Ford Motor Company has taken their F-150 to a whole new level with their military grade aluminum alloy truck body and have offered up a much more efficient solution to how the body work is done. It’s becoming clear to the industry that a lot of thought went into its design resulting in ease of access for the collision repair specialists. But still, these changes bring bad news too. The cost of preparing a body shop for aluminum alloy is somewhat, if not completely, cost prohibitive for most and can cause your head to spin when evaluating what needs to be changed or created. On top of the already painful transition is the fact that each manufacturer will have its own set of rules to comply to.
What’s painfully obvious is that regardless of what the cost is, if you want to survive in these industry changes, then you will have to make these changes as soon as possible to remain competitive. In an effort to make the changeover or addition less painful, Ford has offered a 20% rebate towards the purchase of the tools needed to work on the F-150.
Another point to consider is the cost of the aluminum parts vs. the standard steel cost. The repair and product engineers worked very hard to make sure that the labor costs would be the lowest possible which would free up money to go towards the cost of aluminum replacement parts, which is quite expensive. Basically, this means that you will have to adjust your quoting quite a bit, which was mentioned earlier.
Obviously the stakes are pretty high for Ford. Customer acceptance is its highest priority because if the buyers do not accept the aluminum truck, the financial loss would be monumental.

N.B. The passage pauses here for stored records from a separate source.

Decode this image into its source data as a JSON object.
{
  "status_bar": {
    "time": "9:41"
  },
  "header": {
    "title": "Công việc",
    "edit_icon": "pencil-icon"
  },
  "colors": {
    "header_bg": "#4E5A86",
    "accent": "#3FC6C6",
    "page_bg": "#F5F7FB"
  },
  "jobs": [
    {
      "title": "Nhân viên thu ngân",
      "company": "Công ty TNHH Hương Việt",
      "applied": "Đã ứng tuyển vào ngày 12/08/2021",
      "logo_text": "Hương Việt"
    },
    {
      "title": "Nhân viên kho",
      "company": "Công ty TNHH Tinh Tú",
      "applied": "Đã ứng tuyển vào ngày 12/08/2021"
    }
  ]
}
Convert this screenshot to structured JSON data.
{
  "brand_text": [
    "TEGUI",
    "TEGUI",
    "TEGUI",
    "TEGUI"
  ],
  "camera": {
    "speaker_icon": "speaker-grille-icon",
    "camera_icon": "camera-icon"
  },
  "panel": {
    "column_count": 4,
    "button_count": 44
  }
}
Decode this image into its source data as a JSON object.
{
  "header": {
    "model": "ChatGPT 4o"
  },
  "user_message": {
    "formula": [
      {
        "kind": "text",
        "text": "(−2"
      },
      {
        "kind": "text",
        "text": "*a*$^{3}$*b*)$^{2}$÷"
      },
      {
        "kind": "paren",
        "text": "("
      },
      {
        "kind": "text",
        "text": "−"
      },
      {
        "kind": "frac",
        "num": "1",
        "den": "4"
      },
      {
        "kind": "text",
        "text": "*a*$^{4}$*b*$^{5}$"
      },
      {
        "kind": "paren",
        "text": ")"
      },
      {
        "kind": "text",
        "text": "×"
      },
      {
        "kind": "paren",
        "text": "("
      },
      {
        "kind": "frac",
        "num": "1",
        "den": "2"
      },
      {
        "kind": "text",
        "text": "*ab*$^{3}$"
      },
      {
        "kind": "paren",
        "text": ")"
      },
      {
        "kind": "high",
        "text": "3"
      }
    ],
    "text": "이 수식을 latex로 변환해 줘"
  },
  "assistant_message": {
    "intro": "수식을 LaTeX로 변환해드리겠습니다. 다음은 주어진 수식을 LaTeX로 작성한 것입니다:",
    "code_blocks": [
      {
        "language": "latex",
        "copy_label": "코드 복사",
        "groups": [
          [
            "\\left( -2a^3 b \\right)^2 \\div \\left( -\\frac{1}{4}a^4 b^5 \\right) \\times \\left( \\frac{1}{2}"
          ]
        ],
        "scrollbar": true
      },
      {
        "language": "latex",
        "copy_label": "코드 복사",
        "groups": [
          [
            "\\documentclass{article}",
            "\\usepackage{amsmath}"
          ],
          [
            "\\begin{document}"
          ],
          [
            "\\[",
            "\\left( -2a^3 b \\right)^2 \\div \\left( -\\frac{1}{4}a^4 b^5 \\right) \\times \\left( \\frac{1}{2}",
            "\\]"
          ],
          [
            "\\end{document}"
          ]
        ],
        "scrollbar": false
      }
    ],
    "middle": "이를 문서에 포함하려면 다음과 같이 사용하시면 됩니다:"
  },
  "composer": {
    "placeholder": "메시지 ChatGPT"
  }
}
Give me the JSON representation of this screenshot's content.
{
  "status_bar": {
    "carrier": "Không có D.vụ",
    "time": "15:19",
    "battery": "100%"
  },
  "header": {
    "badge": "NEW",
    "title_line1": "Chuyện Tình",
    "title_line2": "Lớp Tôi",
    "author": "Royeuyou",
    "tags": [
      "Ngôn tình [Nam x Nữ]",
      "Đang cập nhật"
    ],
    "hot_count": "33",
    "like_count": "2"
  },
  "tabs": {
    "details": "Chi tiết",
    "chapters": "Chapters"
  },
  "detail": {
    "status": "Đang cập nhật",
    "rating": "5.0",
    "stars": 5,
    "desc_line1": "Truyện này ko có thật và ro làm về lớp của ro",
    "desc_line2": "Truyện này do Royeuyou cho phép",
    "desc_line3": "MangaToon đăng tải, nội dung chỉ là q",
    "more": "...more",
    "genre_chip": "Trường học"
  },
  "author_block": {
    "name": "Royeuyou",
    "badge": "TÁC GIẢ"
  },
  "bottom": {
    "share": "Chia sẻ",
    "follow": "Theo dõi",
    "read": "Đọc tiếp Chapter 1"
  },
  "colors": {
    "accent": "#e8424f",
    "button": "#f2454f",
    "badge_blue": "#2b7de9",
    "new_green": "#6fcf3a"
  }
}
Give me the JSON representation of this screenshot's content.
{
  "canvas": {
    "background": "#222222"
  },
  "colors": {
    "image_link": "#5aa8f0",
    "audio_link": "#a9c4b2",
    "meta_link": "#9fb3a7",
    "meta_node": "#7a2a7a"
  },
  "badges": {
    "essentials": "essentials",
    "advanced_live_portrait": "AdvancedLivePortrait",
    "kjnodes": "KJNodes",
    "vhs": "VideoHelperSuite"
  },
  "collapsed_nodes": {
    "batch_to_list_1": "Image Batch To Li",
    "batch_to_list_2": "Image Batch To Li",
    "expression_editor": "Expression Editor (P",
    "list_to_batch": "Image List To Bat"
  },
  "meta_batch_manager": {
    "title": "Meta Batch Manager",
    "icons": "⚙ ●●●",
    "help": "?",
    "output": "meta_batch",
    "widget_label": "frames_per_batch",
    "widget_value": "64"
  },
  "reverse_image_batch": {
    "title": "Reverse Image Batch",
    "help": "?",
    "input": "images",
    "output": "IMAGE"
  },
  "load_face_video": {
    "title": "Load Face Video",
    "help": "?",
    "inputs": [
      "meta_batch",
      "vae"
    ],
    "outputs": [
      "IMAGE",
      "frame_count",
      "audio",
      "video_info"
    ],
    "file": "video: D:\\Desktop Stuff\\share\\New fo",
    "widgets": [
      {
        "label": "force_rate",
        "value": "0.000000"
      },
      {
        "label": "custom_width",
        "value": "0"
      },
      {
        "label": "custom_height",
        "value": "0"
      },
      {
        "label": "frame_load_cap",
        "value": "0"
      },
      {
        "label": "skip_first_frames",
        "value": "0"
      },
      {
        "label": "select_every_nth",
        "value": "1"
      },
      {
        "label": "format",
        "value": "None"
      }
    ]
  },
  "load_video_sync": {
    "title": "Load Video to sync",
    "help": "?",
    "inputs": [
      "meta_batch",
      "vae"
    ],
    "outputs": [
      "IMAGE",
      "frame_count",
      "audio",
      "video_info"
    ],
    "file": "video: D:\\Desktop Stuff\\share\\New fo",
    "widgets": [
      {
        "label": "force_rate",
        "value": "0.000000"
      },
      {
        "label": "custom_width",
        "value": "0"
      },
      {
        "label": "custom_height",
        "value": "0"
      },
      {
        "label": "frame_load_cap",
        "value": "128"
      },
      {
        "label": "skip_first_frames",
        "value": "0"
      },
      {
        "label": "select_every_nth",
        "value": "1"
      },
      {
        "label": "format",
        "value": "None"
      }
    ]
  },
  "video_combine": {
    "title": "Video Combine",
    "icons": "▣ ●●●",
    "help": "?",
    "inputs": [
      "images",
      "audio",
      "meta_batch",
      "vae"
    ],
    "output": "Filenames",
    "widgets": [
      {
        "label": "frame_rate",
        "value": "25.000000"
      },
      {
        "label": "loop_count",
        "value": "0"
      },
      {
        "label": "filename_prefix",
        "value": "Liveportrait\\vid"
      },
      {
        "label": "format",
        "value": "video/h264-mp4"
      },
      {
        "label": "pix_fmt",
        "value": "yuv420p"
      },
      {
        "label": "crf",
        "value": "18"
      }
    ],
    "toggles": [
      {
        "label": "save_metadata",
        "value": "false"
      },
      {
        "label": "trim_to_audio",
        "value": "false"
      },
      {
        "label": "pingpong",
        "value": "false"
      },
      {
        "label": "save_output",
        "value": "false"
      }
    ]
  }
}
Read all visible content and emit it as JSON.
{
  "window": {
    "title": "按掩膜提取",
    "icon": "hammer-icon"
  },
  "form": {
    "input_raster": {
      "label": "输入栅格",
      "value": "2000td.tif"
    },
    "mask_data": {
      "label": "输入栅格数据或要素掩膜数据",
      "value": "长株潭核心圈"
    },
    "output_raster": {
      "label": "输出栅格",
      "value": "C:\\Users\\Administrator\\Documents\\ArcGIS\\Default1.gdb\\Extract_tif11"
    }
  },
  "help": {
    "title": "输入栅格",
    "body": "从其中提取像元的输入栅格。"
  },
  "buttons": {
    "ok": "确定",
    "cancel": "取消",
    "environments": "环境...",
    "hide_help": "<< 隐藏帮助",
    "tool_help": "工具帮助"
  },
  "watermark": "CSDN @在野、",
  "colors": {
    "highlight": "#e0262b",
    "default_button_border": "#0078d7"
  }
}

I know I said that this was the last Part to this series, but it’s not. Part IV is the last part for a wrap-up of information.